BEGIN

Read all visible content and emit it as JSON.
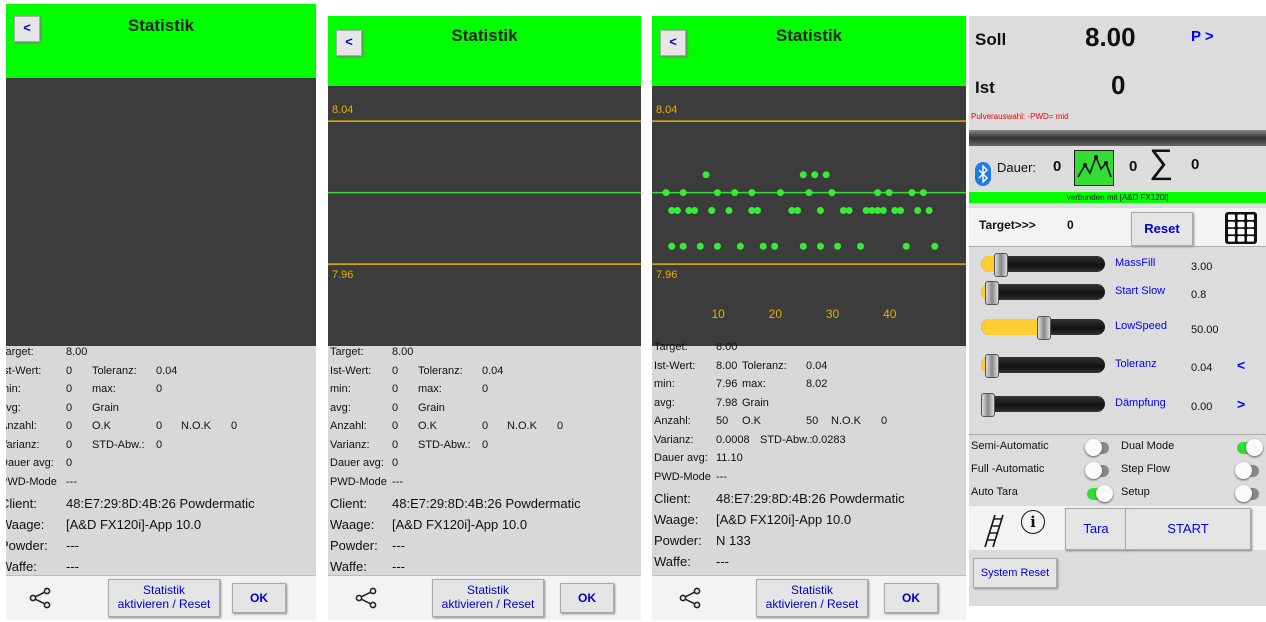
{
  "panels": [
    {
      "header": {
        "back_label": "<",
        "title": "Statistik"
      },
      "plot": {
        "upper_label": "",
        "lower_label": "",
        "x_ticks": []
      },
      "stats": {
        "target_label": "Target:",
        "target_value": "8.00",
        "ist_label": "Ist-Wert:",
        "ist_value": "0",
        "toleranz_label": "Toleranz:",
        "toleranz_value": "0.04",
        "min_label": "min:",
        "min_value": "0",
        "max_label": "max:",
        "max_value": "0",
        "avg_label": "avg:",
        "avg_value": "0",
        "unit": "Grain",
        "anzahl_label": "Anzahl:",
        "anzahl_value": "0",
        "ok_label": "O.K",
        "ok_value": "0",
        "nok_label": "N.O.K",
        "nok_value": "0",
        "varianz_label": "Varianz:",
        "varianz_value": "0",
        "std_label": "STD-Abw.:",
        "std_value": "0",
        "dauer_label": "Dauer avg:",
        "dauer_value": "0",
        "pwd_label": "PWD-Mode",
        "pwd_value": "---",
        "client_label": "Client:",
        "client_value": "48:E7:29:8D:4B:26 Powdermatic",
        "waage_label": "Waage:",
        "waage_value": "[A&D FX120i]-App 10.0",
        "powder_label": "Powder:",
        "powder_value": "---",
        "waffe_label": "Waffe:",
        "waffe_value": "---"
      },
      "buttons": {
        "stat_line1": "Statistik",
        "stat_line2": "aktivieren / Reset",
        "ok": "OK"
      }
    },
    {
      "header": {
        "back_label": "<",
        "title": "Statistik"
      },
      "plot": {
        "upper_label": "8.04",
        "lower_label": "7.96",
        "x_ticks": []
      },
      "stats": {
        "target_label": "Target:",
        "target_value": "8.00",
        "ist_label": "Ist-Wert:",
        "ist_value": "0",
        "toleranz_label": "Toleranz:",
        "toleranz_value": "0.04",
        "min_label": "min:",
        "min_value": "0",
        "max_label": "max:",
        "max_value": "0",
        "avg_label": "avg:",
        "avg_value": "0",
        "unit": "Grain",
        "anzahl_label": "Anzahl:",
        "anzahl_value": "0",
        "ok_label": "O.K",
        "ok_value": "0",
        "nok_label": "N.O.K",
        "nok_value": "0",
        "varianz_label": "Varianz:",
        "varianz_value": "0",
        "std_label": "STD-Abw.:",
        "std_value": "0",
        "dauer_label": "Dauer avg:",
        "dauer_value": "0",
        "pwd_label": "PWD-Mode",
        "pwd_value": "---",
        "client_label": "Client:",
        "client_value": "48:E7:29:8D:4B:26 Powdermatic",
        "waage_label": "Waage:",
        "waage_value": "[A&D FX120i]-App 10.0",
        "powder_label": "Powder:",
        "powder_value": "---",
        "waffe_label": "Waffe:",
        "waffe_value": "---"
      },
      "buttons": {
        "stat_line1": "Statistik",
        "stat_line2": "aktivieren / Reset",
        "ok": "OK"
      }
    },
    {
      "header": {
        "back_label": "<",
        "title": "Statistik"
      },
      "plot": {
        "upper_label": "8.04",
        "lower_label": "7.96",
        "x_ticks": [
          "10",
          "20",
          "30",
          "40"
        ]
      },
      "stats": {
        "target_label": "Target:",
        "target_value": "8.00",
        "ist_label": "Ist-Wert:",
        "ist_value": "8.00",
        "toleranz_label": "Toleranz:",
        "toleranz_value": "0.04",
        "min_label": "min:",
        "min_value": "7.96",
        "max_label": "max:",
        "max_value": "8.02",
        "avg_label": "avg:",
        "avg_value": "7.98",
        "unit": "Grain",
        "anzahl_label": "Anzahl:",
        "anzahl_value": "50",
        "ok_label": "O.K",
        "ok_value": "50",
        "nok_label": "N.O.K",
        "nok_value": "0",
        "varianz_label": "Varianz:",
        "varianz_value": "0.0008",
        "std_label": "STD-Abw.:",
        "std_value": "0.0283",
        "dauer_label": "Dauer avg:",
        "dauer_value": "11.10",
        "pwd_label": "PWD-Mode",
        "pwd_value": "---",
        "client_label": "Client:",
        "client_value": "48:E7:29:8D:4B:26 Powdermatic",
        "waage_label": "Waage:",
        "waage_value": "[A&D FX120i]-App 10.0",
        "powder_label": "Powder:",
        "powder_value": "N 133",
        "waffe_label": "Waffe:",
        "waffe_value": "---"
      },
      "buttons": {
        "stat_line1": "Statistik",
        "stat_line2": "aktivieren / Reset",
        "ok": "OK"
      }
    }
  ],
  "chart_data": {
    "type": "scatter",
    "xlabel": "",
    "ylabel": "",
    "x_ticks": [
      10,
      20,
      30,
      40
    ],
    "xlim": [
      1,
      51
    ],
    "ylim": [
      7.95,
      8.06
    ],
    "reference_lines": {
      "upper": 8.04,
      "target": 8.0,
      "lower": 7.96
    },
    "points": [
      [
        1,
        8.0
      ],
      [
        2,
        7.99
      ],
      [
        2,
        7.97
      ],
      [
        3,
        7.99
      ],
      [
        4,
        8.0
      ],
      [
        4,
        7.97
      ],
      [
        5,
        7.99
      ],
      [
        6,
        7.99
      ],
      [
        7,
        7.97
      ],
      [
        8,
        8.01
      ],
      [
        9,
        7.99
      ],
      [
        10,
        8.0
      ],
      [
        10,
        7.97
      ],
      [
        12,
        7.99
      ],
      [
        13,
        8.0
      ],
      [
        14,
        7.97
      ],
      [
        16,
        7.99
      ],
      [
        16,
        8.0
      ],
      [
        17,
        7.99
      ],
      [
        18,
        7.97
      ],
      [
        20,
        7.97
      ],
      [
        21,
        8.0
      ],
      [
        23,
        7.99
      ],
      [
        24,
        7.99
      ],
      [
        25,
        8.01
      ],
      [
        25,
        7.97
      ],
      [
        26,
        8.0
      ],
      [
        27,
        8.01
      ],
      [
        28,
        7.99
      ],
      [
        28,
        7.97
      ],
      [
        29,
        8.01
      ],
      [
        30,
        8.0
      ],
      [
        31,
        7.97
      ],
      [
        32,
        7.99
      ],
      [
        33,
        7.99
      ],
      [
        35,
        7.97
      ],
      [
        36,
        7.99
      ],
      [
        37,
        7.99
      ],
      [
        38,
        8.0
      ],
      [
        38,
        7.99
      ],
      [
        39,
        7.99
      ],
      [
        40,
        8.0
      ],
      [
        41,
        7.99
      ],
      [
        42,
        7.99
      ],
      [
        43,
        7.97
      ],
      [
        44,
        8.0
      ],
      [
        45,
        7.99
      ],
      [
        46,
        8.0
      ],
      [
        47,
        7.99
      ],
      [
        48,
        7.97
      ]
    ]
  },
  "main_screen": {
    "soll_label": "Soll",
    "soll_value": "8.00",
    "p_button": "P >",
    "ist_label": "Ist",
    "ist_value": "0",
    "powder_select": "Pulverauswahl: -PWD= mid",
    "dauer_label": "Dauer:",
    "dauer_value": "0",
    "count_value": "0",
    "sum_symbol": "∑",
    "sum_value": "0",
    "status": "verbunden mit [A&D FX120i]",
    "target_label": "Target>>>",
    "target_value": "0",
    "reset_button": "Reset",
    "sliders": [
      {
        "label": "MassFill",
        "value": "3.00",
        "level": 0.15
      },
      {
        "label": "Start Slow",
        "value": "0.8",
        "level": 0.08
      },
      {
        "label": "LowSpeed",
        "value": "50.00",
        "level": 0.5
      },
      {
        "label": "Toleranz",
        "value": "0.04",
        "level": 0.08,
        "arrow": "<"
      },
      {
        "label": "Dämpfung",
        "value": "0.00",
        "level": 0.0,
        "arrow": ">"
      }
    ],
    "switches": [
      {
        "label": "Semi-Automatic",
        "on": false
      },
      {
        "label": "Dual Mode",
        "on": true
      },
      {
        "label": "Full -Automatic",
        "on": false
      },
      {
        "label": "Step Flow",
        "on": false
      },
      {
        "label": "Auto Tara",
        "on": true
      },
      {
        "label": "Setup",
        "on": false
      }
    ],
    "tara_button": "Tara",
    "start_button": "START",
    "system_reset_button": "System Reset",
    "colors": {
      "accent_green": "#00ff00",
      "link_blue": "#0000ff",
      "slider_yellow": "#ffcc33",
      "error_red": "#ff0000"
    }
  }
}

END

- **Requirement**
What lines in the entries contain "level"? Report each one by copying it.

- **Problem solution**
        "level": 0.15
        "level": 0.08
        "level": 0.5
        "level": 0.08,
        "level": 0.0,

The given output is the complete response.